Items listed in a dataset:

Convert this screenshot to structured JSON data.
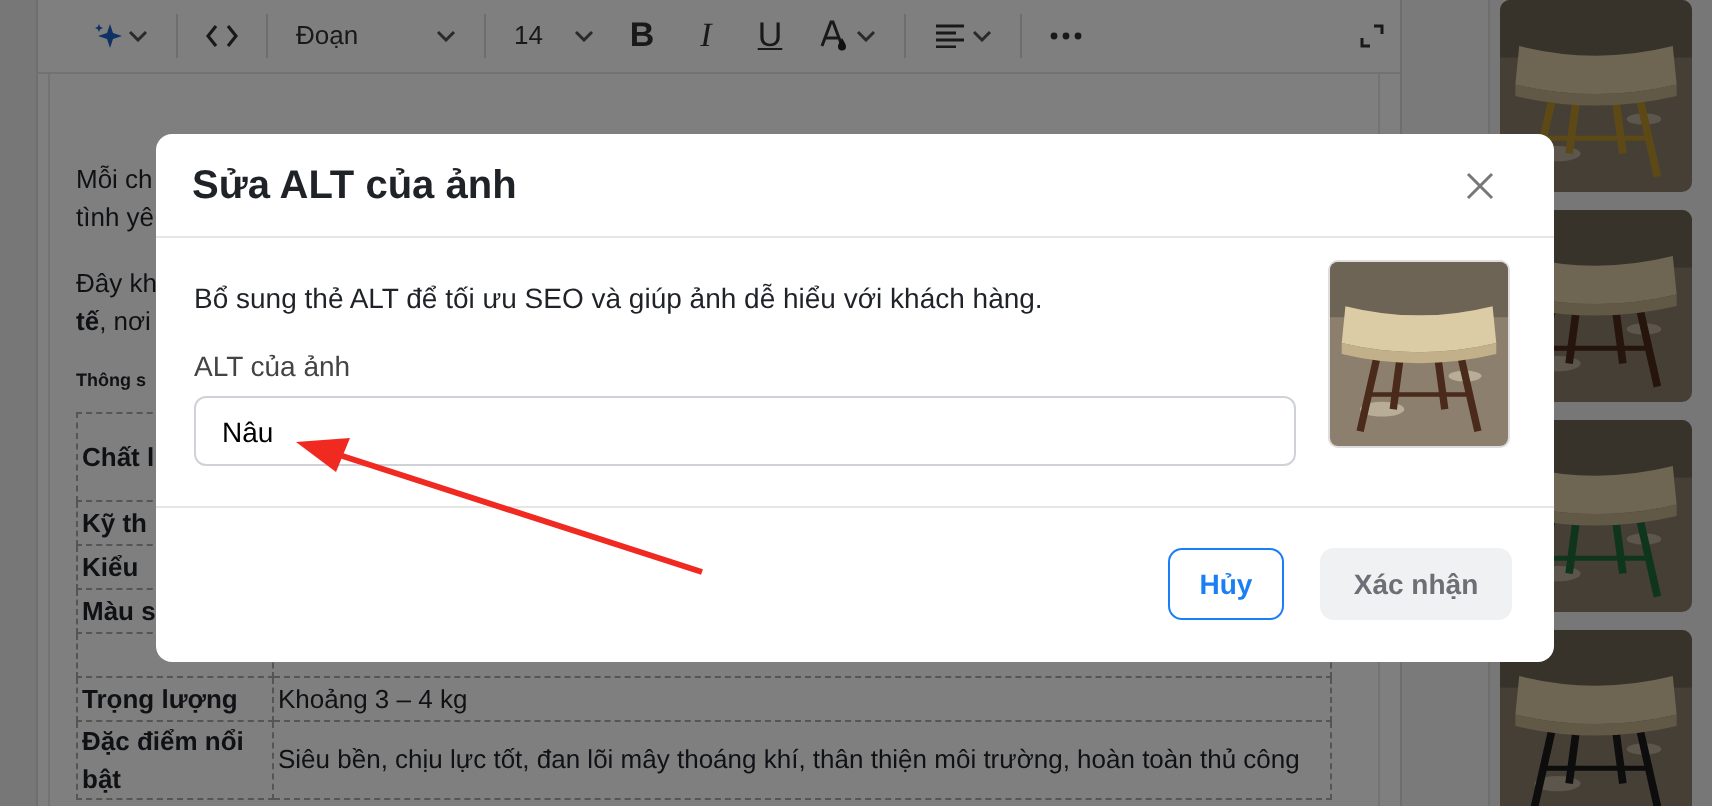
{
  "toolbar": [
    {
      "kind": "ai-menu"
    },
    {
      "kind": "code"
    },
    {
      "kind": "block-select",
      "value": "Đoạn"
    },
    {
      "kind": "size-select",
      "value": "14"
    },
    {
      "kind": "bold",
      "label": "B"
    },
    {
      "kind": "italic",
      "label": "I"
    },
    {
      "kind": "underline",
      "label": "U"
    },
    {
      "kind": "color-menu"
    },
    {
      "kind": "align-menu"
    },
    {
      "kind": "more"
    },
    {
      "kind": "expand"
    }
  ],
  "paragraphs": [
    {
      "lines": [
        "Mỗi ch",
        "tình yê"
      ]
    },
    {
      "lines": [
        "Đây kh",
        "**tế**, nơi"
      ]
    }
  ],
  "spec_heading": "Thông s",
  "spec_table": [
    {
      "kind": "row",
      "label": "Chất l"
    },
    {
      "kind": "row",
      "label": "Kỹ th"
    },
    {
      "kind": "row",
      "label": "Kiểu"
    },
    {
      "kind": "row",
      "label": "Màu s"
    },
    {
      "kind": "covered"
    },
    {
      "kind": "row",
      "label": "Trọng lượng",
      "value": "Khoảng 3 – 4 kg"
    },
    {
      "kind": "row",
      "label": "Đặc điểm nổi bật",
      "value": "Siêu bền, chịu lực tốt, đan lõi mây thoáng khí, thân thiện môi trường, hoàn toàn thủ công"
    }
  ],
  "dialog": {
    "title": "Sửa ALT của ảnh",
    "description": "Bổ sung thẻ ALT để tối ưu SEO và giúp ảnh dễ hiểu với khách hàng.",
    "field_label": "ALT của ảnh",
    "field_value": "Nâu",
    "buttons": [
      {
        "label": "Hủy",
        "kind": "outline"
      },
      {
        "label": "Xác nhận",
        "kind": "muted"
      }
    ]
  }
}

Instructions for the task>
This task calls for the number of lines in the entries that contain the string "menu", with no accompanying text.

The answer>
3